Museum Home Past Exhibitions Collector's Choice: J. Paul Getty and His Antiquities

November 18, 2009–February 8, 2010 at the Getty Villa

J. Paul Getty in Malibu
J. Paul Getty at Inspiration Point, Malibu, 1947
audio Audio: Hear the voice of J. Paul Getty from a 1950s radio interview.

J. Paul Getty acquired his first work of art, a painting, in 1931. While most thought that the golden age of collecting was over, the oil magnate realized the opportunities of the Great Depression and avidly began looking at art.

Drawn from the collections of the Museum and Research Institute, this exhibition features sculptures, frescoes, mosaics, engravings, photographs, and letters, and explores the founder's personality and taste as a collector.

Getty's interest was threefold: decorative arts, old master paintings, and classical antiquities.

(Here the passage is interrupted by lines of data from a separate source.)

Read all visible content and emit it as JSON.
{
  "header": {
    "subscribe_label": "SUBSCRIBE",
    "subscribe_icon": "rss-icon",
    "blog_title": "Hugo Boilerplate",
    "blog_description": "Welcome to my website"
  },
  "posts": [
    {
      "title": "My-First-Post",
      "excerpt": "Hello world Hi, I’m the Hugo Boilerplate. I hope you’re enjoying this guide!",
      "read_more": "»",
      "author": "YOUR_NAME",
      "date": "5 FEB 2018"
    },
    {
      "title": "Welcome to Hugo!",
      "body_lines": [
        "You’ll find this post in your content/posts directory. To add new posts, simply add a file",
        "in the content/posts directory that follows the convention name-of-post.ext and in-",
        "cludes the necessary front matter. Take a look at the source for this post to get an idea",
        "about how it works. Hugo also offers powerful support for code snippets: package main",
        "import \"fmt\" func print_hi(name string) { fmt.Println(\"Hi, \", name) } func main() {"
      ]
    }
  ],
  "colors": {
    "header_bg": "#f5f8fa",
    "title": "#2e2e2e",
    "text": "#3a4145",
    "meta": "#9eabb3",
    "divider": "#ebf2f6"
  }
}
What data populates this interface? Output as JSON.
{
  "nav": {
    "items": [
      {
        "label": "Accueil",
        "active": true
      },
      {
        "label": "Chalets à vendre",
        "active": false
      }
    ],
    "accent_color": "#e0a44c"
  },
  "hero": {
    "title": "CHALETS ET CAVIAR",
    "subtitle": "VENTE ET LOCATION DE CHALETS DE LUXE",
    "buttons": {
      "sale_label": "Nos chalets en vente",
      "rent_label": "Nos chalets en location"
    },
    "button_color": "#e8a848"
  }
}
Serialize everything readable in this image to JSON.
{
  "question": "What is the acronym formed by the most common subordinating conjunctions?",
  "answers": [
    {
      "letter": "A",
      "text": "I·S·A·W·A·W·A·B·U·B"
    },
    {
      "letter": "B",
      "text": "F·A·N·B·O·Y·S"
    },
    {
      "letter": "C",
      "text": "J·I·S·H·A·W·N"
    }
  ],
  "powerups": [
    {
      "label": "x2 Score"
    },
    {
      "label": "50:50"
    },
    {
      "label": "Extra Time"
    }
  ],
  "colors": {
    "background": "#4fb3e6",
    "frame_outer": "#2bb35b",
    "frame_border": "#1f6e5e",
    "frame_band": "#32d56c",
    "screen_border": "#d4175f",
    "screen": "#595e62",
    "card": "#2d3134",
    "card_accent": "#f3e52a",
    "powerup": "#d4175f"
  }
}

As he became one of the wealthiest people in the world, Getty gradually developed an important collection of Greek and Roman art.

His passion for ancient art—and history—culminated in the striking decision to build a museum modeled on an ancient Roman villa.

Mazarin Venus / Roman
Statue of Venus (the Mazarin Venus), Roman, A.D. 100–200
audio Audio: This statue appealed to Getty for its sensational reputation.

Distinguished Provenances

In the 1930s and 1950s business matters kept Getty out of the United States for extended periods. Long years in Europe acquainted him with aristocratic families and their ways of life. He bought estates with rich histories in England and Italy.

Works of art with colorful pasts presented a particular charm, and he obtained numerous sculptures with esteemed provenances, or histories of ownership, such as the Mazarin Venus. He also purchased works once owned by Thomas Bruce, seventh Earl of Elgin, known for obtaining marble sculptures from the Parthenon in Athens.

Bust of a Woman / Roman
Bust of a Woman, Roman, about A.D. 130
audio Audio: Getty wrote a short story about this sculpture.

Getty's Preferences

Getty was particularly drawn to marble statuary as the most enduring and accomplished expression of ancient artistry. He did not care much for Greek portraiture, which, in his distinctive candor, he called "boring"; he preferred the realism of Roman portraits. He also liked large elements of architectural decoration, such as mosaics and frescoes.

Getty based his initial interest in an object on its aesthetic appeal. A penchant for images of eternal youth and beauty attracted him to ancient statues of heroes and divinities, among which Hercules and Venus became his favorites. This sentimental approach also made him partial to depictions of children and animals.

Menander / Roman
Bust of Menander, Roman, A.D. 1–25

Celebrated Advisors

Throughout his collecting career, J. Paul Getty consulted noted experts in the field of antiquities. As early as 1939 renowned scholars accompanied him on his visits to art galleries and archaeological sites in Italy.

But it was with Jean Charbonneaux and Bernard Ashmole, curators of Greek and Roman antiquities at the Louvre and the British Museum respectively, that Getty had the most fruitful relationships. Ashmole wrote in his autobiography that he was impressed with Getty's "genuine interest in and knowledge of Greek sculpture." Ashmole encouraged Getty to purchase the Bust of Menander, an object about which he had made an important discovery.

Lansdowne Herakles / Roman
The Lansdowne Herakles, Roman, about A.D. 125
audio Audio: This statue was one of Getty's favorite works of art.

Building a Roman Villa

In 1968 Getty decided to erect a new building on his Malibu property to hold his growing art collection. He ultimately wanted to re-create the Villa dei Papiri, a luxurious Roman country house in Herculaneum buried by the eruption of Mount Vesuvius in A.D. 79. His diaries reveal visits to archaeological sites around the Bay of Naples, and he bought two Italian properties that included the remains of ancient villas.

In his 1955 novella A Journey from Corinth, Getty had featured the Villa dei Papiri as the imaginary home of one of his favorite works in his collection, the Lansdowne Herakles (on view in the permanent collection galleries). The new museum opened to the public in 1974, but Getty was not able to see it before his death.